Let me know if I understood your question and if not please give me more details.
Thanks for your question and I look forward to hearing from you.
How do collectors get cell phone numbers? I have an old (disputed) debt from like 2004. I started getting daily calls on a cell phone I’ve only had since like 2012. (I filed and obtained a discharge in bankruptcy in 2009 and have not filled out a single credit application since then, so this cell phone # was never part of a credit app or otherwise submitted to a reporting agency, the original creditor, or any collection agency.) The calls seem to be coming from Portfolio?
Anyway, about a month ago I had my cell phone company change my number. I had only had the new number a couple of days, and had not given it out to anyone. I think I’d made one outgoing call (to my dog walker). Less than 72 hours later I started getting calls on *that* new number!
Are cell phone companies (mine’s one of the major ones) providing your number to these bottom feeders?!
Sorry I missed this one.
Yes data of all types is bought and sold — its the new world order. 🙂
Since you got a discharge in 2009 the old debt Portfolio Recovery Associates claims to have should be collected on — the debt is discharged.
May be that you are getting calls to your new number — from collectors who were calling someone else on it. The new TCPA rules say they get one “free” call before they are liable if they are using a robo dialer or auto dialer.
Keep track of who is calling — take screenshots — save voicemails. If these companies are breaking the law then you need to take action.
Best wishes and I hope things are going very well for you now!
10 year old debt? bankruptcy? it sounds like YOU are the bottomfeeder
I think he said it was a disputed debt. Lots of people and companies legitimately use bankruptcy so not sure what the big deal is about that.
I’ve never said collectors can’t collect or are wrong for collecting — my problem is when companies collect and violate the law. That’s unfair to consumers and to the collectors who play by the rules.
My thoughts anyway. 🙂
Thanks for your comment….
I have been getting calls from a debt collector. When the person calls my cell phone, the caller ID feature shows the number of a local business with whom I deal. When I answer the call, a recorded message says “Please hold for an important business message”. And then the collector gets on the phone. Do I have any legal rights to demand that the caller stop using a legitimate business number as a cover for their identity? Can I seek damages for this practice?
Yes you do have rights. This is a pre-recorded call so it falls under the TCPA (Telephone Consumer Protection Act). You may very well be able to sue for $500 or $1500 per call.
Lying on the caller ID (spoofing a number or whatever you want to call it) can also be a violation of the FDCPA (Fair Debt Collection Practices Act).
Let me know (privately — call us 205-879-2447 or fill out contact form) who is calling, is this company on your credit reports, have you received any letters, etc. Ask for Carolyn when you call us at 205-879-2447.
We’ll be glad to help you think through your options. I know how annoying this is and there is no reason for this to be happening.
I owe my cell company money. They took numbers from my phone bill and called my employer, family, and friends looking for me. is that legal?
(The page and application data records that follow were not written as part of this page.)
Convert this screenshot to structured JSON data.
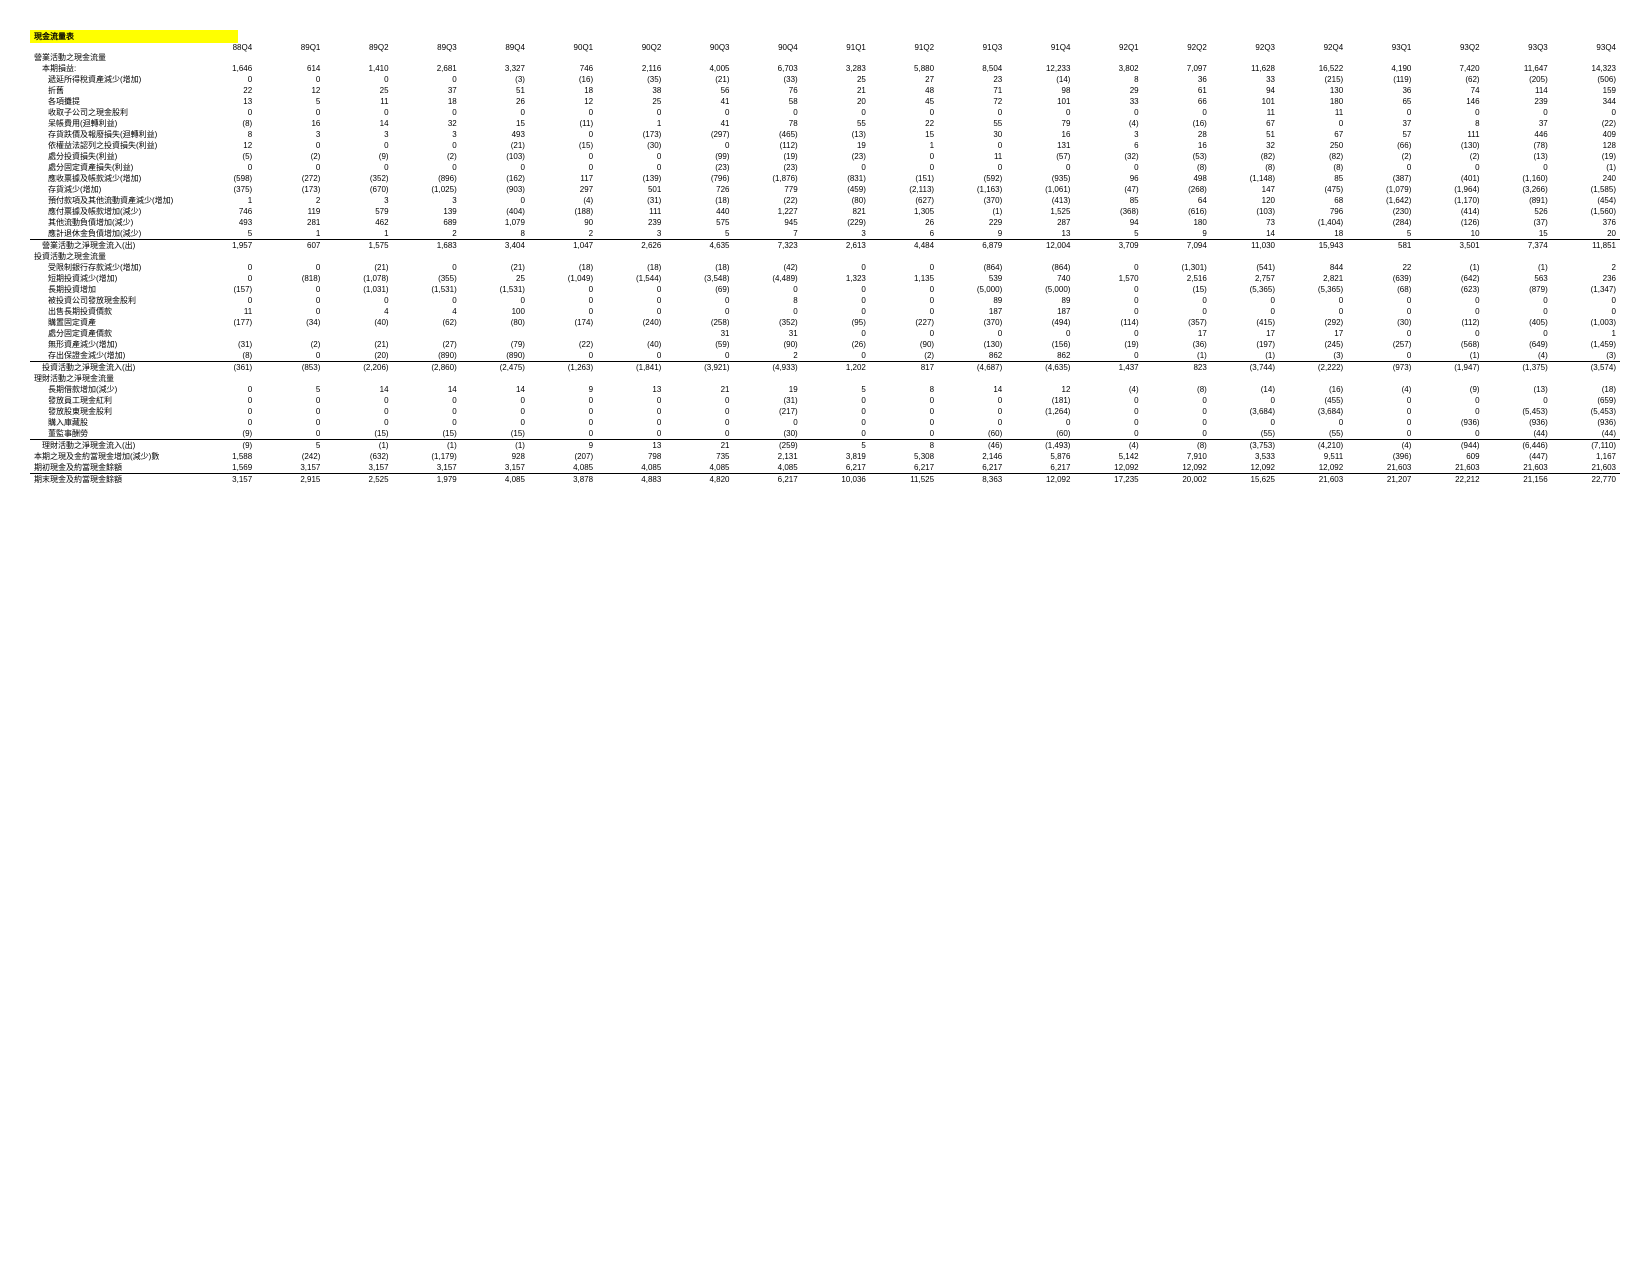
{
  "title": "現金流量表",
  "periods": [
    "88Q4",
    "89Q1",
    "89Q2",
    "89Q3",
    "89Q4",
    "90Q1",
    "90Q2",
    "90Q3",
    "90Q4",
    "91Q1",
    "91Q2",
    "91Q3",
    "91Q4",
    "92Q1",
    "92Q2",
    "92Q3",
    "92Q4",
    "93Q1",
    "93Q2",
    "93Q3",
    "93Q4"
  ],
  "rows": [
    {
      "label": "營業活動之現金流量",
      "cls": "section",
      "vals": null
    },
    {
      "label": "本期損益:",
      "cls": "indent1",
      "vals": [
        1646,
        614,
        1410,
        2681,
        3327,
        746,
        2116,
        4005,
        6703,
        3283,
        5880,
        8504,
        12233,
        3802,
        7097,
        11628,
        16522,
        4190,
        7420,
        11647,
        14323
      ]
    },
    {
      "label": "遞延所得稅資產減少(增加)",
      "cls": "indent2",
      "vals": [
        0,
        0,
        0,
        0,
        -3,
        -16,
        -35,
        -21,
        -33,
        25,
        27,
        23,
        -14,
        8,
        36,
        33,
        -215,
        -119,
        -62,
        -205,
        -506
      ]
    },
    {
      "label": "折舊",
      "cls": "indent2",
      "vals": [
        22,
        12,
        25,
        37,
        51,
        18,
        38,
        56,
        76,
        21,
        48,
        71,
        98,
        29,
        61,
        94,
        130,
        36,
        74,
        114,
        159
      ]
    },
    {
      "label": "各項攤提",
      "cls": "indent2",
      "vals": [
        13,
        5,
        11,
        18,
        26,
        12,
        25,
        41,
        58,
        20,
        45,
        72,
        101,
        33,
        66,
        101,
        180,
        65,
        146,
        239,
        344
      ]
    },
    {
      "label": "收取子公司之現金股利",
      "cls": "indent2",
      "vals": [
        0,
        0,
        0,
        0,
        0,
        0,
        0,
        0,
        0,
        0,
        0,
        0,
        0,
        0,
        0,
        11,
        11,
        0,
        0,
        0,
        0
      ]
    },
    {
      "label": "呆帳費用(迴轉利益)",
      "cls": "indent2",
      "vals": [
        -8,
        16,
        14,
        32,
        15,
        -11,
        1,
        41,
        78,
        55,
        22,
        55,
        79,
        -4,
        -16,
        67,
        0,
        37,
        8,
        37,
        -22
      ]
    },
    {
      "label": "存貨跌價及報廢損失(迴轉利益)",
      "cls": "indent2",
      "vals": [
        8,
        3,
        3,
        3,
        493,
        0,
        -173,
        -297,
        -465,
        -13,
        15,
        30,
        16,
        3,
        28,
        51,
        67,
        57,
        111,
        446,
        409
      ]
    },
    {
      "label": "依權益法認列之投資損失(利益)",
      "cls": "indent2",
      "vals": [
        12,
        0,
        0,
        0,
        -21,
        -15,
        -30,
        0,
        -112,
        19,
        1,
        0,
        131,
        6,
        16,
        32,
        250,
        -66,
        -130,
        -78,
        128
      ]
    },
    {
      "label": "處分投資損失(利益)",
      "cls": "indent2",
      "vals": [
        -5,
        -2,
        -9,
        -2,
        -103,
        0,
        0,
        -99,
        -19,
        -23,
        0,
        11,
        -57,
        -32,
        -53,
        -82,
        -82,
        -2,
        -2,
        -13,
        -19
      ]
    },
    {
      "label": "處分固定資產損失(利益)",
      "cls": "indent2",
      "vals": [
        0,
        0,
        0,
        0,
        0,
        0,
        0,
        -23,
        -23,
        0,
        0,
        0,
        0,
        0,
        -8,
        -8,
        -8,
        0,
        0,
        0,
        -1
      ]
    },
    {
      "label": "應收票據及帳款減少(增加)",
      "cls": "indent2",
      "vals": [
        -598,
        -272,
        -352,
        -896,
        -162,
        117,
        -139,
        -796,
        -1876,
        -831,
        -151,
        -592,
        -935,
        96,
        498,
        -1148,
        85,
        -387,
        -401,
        -1160,
        240
      ]
    },
    {
      "label": "存貨減少(增加)",
      "cls": "indent2",
      "vals": [
        -375,
        -173,
        -670,
        -1025,
        -903,
        297,
        501,
        726,
        779,
        -459,
        -2113,
        -1163,
        -1061,
        -47,
        -268,
        147,
        -475,
        -1079,
        -1964,
        -3266,
        -1585
      ]
    },
    {
      "label": "預付款項及其他流動資產減少(增加)",
      "cls": "indent2",
      "vals": [
        1,
        2,
        3,
        3,
        0,
        -4,
        -31,
        -18,
        -22,
        -80,
        -627,
        -370,
        -413,
        85,
        64,
        120,
        68,
        -1642,
        -1170,
        -891,
        -454
      ]
    },
    {
      "label": "應付票據及帳款增加(減少)",
      "cls": "indent2",
      "vals": [
        746,
        119,
        579,
        139,
        -404,
        -188,
        111,
        440,
        1227,
        821,
        1305,
        -1,
        1525,
        -368,
        -616,
        -103,
        796,
        -230,
        -414,
        526,
        -1560
      ]
    },
    {
      "label": "其他流動負債增加(減少)",
      "cls": "indent2",
      "vals": [
        493,
        281,
        462,
        689,
        1079,
        90,
        239,
        575,
        945,
        -229,
        26,
        229,
        287,
        94,
        180,
        73,
        -1404,
        -284,
        -126,
        -37,
        376
      ]
    },
    {
      "label": "應計退休金負債增加(減少)",
      "cls": "indent2",
      "vals": [
        5,
        1,
        1,
        2,
        8,
        2,
        3,
        5,
        7,
        3,
        6,
        9,
        13,
        5,
        9,
        14,
        18,
        5,
        10,
        15,
        20
      ]
    },
    {
      "label": "營業活動之淨現金流入(出)",
      "cls": "indent1 total-row",
      "vals": [
        1957,
        607,
        1575,
        1683,
        3404,
        1047,
        2626,
        4635,
        7323,
        2613,
        4484,
        6879,
        12004,
        3709,
        7094,
        11030,
        15943,
        581,
        3501,
        7374,
        11851
      ]
    },
    {
      "label": "投資活動之現金流量",
      "cls": "section",
      "vals": null
    },
    {
      "label": "受限制銀行存款減少(增加)",
      "cls": "indent2",
      "vals": [
        0,
        0,
        -21,
        0,
        -21,
        -18,
        -18,
        -18,
        -42,
        0,
        0,
        -864,
        -864,
        0,
        -1301,
        -541,
        844,
        22,
        -1,
        -1,
        2
      ]
    },
    {
      "label": "短期投資減少(增加)",
      "cls": "indent2",
      "vals": [
        0,
        -818,
        -1078,
        -355,
        25,
        -1049,
        -1544,
        -3548,
        -4489,
        1323,
        1135,
        539,
        740,
        1570,
        2516,
        2757,
        2821,
        -639,
        -642,
        563,
        236
      ]
    },
    {
      "label": "長期投資增加",
      "cls": "indent2",
      "vals": [
        -157,
        0,
        -1031,
        -1531,
        -1531,
        0,
        0,
        -69,
        0,
        0,
        0,
        -5000,
        -5000,
        0,
        -15,
        -5365,
        -5365,
        -68,
        -623,
        -879,
        -1347
      ]
    },
    {
      "label": "被投資公司發放現金股利",
      "cls": "indent2",
      "vals": [
        0,
        0,
        0,
        0,
        0,
        0,
        0,
        0,
        8,
        0,
        0,
        89,
        89,
        0,
        0,
        0,
        0,
        0,
        0,
        0,
        0
      ]
    },
    {
      "label": "出售長期投資價款",
      "cls": "indent2",
      "vals": [
        11,
        0,
        4,
        4,
        100,
        0,
        0,
        0,
        0,
        0,
        0,
        187,
        187,
        0,
        0,
        0,
        0,
        0,
        0,
        0,
        0
      ]
    },
    {
      "label": "購置固定資產",
      "cls": "indent2",
      "vals": [
        -177,
        -34,
        -40,
        -62,
        -80,
        -174,
        -240,
        -258,
        -352,
        -95,
        -227,
        -370,
        -494,
        -114,
        -357,
        -415,
        -292,
        -30,
        -112,
        -405,
        -1003
      ]
    },
    {
      "label": "處分固定資產價款",
      "cls": "indent2",
      "vals": [
        null,
        null,
        null,
        null,
        null,
        null,
        null,
        31,
        31,
        0,
        0,
        0,
        0,
        0,
        17,
        17,
        17,
        0,
        0,
        0,
        1
      ]
    },
    {
      "label": "無形資產減少(增加)",
      "cls": "indent2",
      "vals": [
        -31,
        -2,
        -21,
        -27,
        -79,
        -22,
        -40,
        -59,
        -90,
        -26,
        -90,
        -130,
        -156,
        -19,
        -36,
        -197,
        -245,
        -257,
        -568,
        -649,
        -1459
      ]
    },
    {
      "label": "存出保證金減少(增加)",
      "cls": "indent2",
      "vals": [
        -8,
        0,
        -20,
        -890,
        -890,
        0,
        0,
        0,
        2,
        0,
        -2,
        862,
        862,
        0,
        -1,
        -1,
        -3,
        0,
        -1,
        -4,
        -3
      ]
    },
    {
      "label": "投資活動之淨現金流入(出)",
      "cls": "indent1 total-row",
      "vals": [
        -361,
        -853,
        -2206,
        -2860,
        -2475,
        -1263,
        -1841,
        -3921,
        -4933,
        1202,
        817,
        -4687,
        -4635,
        1437,
        823,
        -3744,
        -2222,
        -973,
        -1947,
        -1375,
        -3574
      ]
    },
    {
      "label": "理財活動之淨現金流量",
      "cls": "section",
      "vals": null
    },
    {
      "label": "長期借款增加(減少)",
      "cls": "indent2",
      "vals": [
        0,
        5,
        14,
        14,
        14,
        9,
        13,
        21,
        19,
        5,
        8,
        14,
        12,
        -4,
        -8,
        -14,
        -16,
        -4,
        -9,
        -13,
        -18
      ]
    },
    {
      "label": "發放員工現金紅利",
      "cls": "indent2",
      "vals": [
        0,
        0,
        0,
        0,
        0,
        0,
        0,
        0,
        -31,
        0,
        0,
        0,
        -181,
        0,
        0,
        0,
        -455,
        0,
        0,
        0,
        -659
      ]
    },
    {
      "label": "發放股東現金股利",
      "cls": "indent2",
      "vals": [
        0,
        0,
        0,
        0,
        0,
        0,
        0,
        0,
        -217,
        0,
        0,
        0,
        -1264,
        0,
        0,
        -3684,
        -3684,
        0,
        0,
        -5453,
        -5453
      ]
    },
    {
      "label": "購入庫藏股",
      "cls": "indent2",
      "vals": [
        0,
        0,
        0,
        0,
        0,
        0,
        0,
        0,
        0,
        0,
        0,
        0,
        0,
        0,
        0,
        0,
        0,
        0,
        -936,
        -936,
        -936
      ]
    },
    {
      "label": "董監事酬勞",
      "cls": "indent2",
      "vals": [
        -9,
        0,
        -15,
        -15,
        -15,
        0,
        0,
        0,
        -30,
        0,
        0,
        -60,
        -60,
        0,
        0,
        -55,
        -55,
        0,
        0,
        -44,
        -44
      ]
    },
    {
      "label": "理財活動之淨現金流入(出)",
      "cls": "indent1 total-row",
      "vals": [
        -9,
        5,
        -1,
        -1,
        -1,
        9,
        13,
        21,
        -259,
        5,
        8,
        -46,
        -1493,
        -4,
        -8,
        -3753,
        -4210,
        -4,
        -944,
        -6446,
        -7110
      ]
    },
    {
      "label": "本期之現及金約當現金增加(減少)數",
      "cls": "",
      "vals": [
        1588,
        -242,
        -632,
        -1179,
        928,
        -207,
        798,
        735,
        2131,
        3819,
        5308,
        2146,
        5876,
        5142,
        7910,
        3533,
        9511,
        -396,
        609,
        -447,
        1167
      ]
    },
    {
      "label": "期初現金及約當現金餘額",
      "cls": "",
      "vals": [
        1569,
        3157,
        3157,
        3157,
        3157,
        4085,
        4085,
        4085,
        4085,
        6217,
        6217,
        6217,
        6217,
        12092,
        12092,
        12092,
        12092,
        21603,
        21603,
        21603,
        21603
      ]
    },
    {
      "label": "期末現金及約當現金餘額",
      "cls": "total-row",
      "vals": [
        3157,
        2915,
        2525,
        1979,
        4085,
        3878,
        4883,
        4820,
        6217,
        10036,
        11525,
        8363,
        12092,
        17235,
        20002,
        15625,
        21603,
        21207,
        22212,
        21156,
        22770
      ]
    }
  ]
}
I’m sorry this happened.
There are a few things that will help you to discover the answer:
1. Are the calls coming from the cell phone company or from a debt collector (different laws can apply).
2. Are they saying why they are calling?
3. Do they have your contact info (address, phone number, email, etc)?
4. Is the company (whether cell or collector) calling you?
5. Have you reached out to the cell phone company and/or the debt collector by mail?
Lots of factors — need to get with a consumer protection lawyer in your state. If you are in Alabama, give us a call at 205-879-2447 and we’ll be glad to help you.
Thanks and best wishes!